After receiving some very minor, as far as the replies to the original tweet indicate go, criticism of his comment, George posted the following:
The lefty church-hating #twitterwarriors would do less good in their collective lives than most nuns, priests or brothers.
Clearly, in George’s blind faith to the Catholic Church he is forgetting some key history of definitely not good, that the Catholic Church has been involved in – and I do question whether the past (and even the present) can even be forgiven with further good works. Though he has tweeted (on 1 June) that not all Christians are actually Christian when referring to Pastors calling for the killing of those who are LGBTIQ:
@equality4dawson There’s bad in every crowd inc Christians. Ultimately, its the song, not the singers, that matter.
But anyway, back to his comments, suggesting that those who have issues with the Catholic Church do less good in their communities than those who have joined religious orders, as well as the comment that the Catholic Church has done more good for humanity than the Greens ever will.
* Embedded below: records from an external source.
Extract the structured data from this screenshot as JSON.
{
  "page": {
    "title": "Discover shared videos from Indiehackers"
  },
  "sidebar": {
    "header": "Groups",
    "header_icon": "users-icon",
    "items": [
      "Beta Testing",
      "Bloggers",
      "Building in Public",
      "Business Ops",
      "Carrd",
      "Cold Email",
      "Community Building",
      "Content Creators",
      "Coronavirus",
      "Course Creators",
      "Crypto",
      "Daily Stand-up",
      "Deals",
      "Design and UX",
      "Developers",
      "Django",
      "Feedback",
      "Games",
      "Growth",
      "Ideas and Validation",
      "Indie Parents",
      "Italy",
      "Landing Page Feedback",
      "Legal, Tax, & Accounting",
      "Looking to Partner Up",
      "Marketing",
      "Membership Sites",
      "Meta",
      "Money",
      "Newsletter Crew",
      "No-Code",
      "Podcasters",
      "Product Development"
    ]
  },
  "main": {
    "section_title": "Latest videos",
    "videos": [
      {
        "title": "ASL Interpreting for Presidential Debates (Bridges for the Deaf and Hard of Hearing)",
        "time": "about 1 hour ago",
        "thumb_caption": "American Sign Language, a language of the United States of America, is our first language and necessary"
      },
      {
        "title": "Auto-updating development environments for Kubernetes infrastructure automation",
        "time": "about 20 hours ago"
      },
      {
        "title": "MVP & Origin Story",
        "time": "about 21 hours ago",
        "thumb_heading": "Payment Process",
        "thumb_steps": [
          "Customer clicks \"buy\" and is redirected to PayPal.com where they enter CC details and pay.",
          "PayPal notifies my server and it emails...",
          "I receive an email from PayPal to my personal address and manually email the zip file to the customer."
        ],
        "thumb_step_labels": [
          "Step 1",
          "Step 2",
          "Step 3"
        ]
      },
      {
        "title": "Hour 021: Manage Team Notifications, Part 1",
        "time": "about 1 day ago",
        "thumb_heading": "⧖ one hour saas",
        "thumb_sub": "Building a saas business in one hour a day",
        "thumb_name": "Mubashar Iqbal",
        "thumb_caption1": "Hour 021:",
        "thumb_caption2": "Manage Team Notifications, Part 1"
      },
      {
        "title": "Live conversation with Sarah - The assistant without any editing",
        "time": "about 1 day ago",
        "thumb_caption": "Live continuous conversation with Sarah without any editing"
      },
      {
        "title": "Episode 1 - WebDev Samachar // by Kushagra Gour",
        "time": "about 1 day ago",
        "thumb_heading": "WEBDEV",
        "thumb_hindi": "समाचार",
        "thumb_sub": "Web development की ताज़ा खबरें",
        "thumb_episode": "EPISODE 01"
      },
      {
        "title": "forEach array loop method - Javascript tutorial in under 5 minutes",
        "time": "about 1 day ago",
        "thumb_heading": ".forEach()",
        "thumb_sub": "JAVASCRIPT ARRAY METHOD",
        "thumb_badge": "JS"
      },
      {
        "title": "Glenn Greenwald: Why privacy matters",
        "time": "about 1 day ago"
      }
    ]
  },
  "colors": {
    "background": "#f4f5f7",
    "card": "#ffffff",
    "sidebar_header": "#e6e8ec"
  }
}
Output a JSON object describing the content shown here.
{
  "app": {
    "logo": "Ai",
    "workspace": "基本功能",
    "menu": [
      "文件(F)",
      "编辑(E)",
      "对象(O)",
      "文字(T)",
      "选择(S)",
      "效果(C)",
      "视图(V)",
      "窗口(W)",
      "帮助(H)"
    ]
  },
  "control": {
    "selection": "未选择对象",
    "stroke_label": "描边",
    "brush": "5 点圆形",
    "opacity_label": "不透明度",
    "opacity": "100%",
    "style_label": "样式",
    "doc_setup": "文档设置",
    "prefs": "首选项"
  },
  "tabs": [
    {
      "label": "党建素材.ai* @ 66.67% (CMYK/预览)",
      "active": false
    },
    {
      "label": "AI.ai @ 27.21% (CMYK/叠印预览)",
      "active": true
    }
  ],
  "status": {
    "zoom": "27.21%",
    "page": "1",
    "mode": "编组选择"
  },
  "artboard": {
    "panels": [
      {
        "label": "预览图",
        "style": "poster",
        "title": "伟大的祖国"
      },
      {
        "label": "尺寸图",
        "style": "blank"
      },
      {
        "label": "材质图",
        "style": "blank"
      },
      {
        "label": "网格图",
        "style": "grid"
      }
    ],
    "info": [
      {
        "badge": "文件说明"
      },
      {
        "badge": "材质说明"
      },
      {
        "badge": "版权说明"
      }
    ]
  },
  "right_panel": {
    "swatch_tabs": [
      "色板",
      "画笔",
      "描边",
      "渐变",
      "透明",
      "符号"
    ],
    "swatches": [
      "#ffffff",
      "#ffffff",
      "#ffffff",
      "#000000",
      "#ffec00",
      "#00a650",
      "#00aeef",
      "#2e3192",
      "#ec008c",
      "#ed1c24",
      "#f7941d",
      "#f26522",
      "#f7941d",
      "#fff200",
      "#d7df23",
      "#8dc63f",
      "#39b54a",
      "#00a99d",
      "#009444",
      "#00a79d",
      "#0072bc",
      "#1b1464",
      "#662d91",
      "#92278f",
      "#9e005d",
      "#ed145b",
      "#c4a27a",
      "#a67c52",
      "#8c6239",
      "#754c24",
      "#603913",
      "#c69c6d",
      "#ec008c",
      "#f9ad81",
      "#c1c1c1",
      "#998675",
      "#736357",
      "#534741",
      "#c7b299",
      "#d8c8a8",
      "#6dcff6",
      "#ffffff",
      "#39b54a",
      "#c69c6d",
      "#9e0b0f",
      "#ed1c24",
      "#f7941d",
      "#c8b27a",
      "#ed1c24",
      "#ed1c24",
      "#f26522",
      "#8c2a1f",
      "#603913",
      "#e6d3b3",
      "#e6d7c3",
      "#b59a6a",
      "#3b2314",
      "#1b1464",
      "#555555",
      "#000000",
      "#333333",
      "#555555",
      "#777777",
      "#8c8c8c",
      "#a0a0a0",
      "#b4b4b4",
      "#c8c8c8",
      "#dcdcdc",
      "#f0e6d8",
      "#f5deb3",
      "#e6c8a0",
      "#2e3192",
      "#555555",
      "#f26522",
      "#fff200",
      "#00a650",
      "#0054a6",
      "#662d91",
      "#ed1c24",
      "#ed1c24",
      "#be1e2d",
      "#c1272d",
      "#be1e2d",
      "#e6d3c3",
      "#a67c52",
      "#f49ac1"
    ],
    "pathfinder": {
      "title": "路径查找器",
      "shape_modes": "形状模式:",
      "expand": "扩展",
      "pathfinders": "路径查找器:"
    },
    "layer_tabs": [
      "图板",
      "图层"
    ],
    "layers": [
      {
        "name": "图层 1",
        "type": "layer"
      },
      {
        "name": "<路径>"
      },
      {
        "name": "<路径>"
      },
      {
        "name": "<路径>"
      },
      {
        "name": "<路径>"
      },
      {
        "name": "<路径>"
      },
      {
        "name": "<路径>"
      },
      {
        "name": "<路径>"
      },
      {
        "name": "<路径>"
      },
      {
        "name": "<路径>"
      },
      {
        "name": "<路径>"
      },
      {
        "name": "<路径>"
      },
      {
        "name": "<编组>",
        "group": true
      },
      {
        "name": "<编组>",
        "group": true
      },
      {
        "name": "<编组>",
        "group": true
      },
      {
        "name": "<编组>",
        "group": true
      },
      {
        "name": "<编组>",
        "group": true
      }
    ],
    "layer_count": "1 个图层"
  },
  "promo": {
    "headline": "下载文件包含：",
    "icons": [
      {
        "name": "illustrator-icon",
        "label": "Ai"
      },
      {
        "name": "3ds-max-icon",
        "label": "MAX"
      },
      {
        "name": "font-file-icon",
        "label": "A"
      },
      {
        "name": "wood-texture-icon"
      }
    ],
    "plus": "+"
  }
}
When you have an organisation that today says that the ordination of women is a sin equally bad as the rape of children by priests, when you have an organisation that calls those who are LGBTIQ “intrinsically disordered“, when you have an organisation that covers up the abuse of children (and the forgotten adults) by paying off priests, moving them between churches, hushing up the abuse, and treating the victims as if it were their own fault, when you have an organisation that tells people that condoms spread aids, when you have an organisation that excommunicates the mother of a 9 year old girl, and the doctor who performed the abortion, but not the father who had repeatedly raped his daughter, because abortion is a far greater sin, and when you have an organisation that believes and teaches that it is better for pregnant women to die than perform a life saving abortion, then you have an organisation that is not doing good for the world.
And that’s just now. If we look at recent history, then we have the Catholic Church’s involvement in Australian politics with the DLP, and we have the Catholic Church and their involvement with the Stolen Generations in Australia.
In less recent history we have the Catholic Church and the witch trials, we have the Catholic Church and the Inquisition, we have the Catholic Church and the pillaging of South America, we have the Catholic Church and conversion by the sword.
I don’t have problems with people stating that the Catholic Church does good things, but I do have a problem when those people don’t acknowledge the big issues that have faced and are facing the Catholic Church. There are indeed many wonderful things certain Catholics and certain Catholic organisations do, but there is still a lot of corruption, and a history and present that is liberally bloodied.
I definitely have a big problem with anyone claiming that the Catholic Church has more “good” than any other organisation in the world, especially given the atrocities previously and currently being performed in the name of the Church. I cannot see how an organisation, one with it’s own country, one with a staggering asset base, one with an amazing number of adherents, still sees so many of their adherents in poverty, is not democratic (and not just the old men voting for other old men, but rather the people the policies affect voting for who is in charge), and seems so resistant to change that so many of its adherents desire.
So George, don’t claim that the Catholic Church has done more good for humanity than the Greens ever will, unless you can really back that claim up with some solid facts. I don’t see how you’re going to manage that without looking like an apologist for an organisation that is still hiding its dirty laundry in the bottom of the cupboard.
Posted: June 5, 2012 at 9:27 pm | Tags: abortion, Christianity, family, Feminism, lgbtiq, pregnancy, race, racism, rape, trans*, violence
This is going to be rather epic, because I’ve been busy, and because I caught up with my RSS feed while I was visiting family and so I have many articles which I found interesting. And since I can’t share them on Google Reader anymore, everyone else gets to enjoy them here.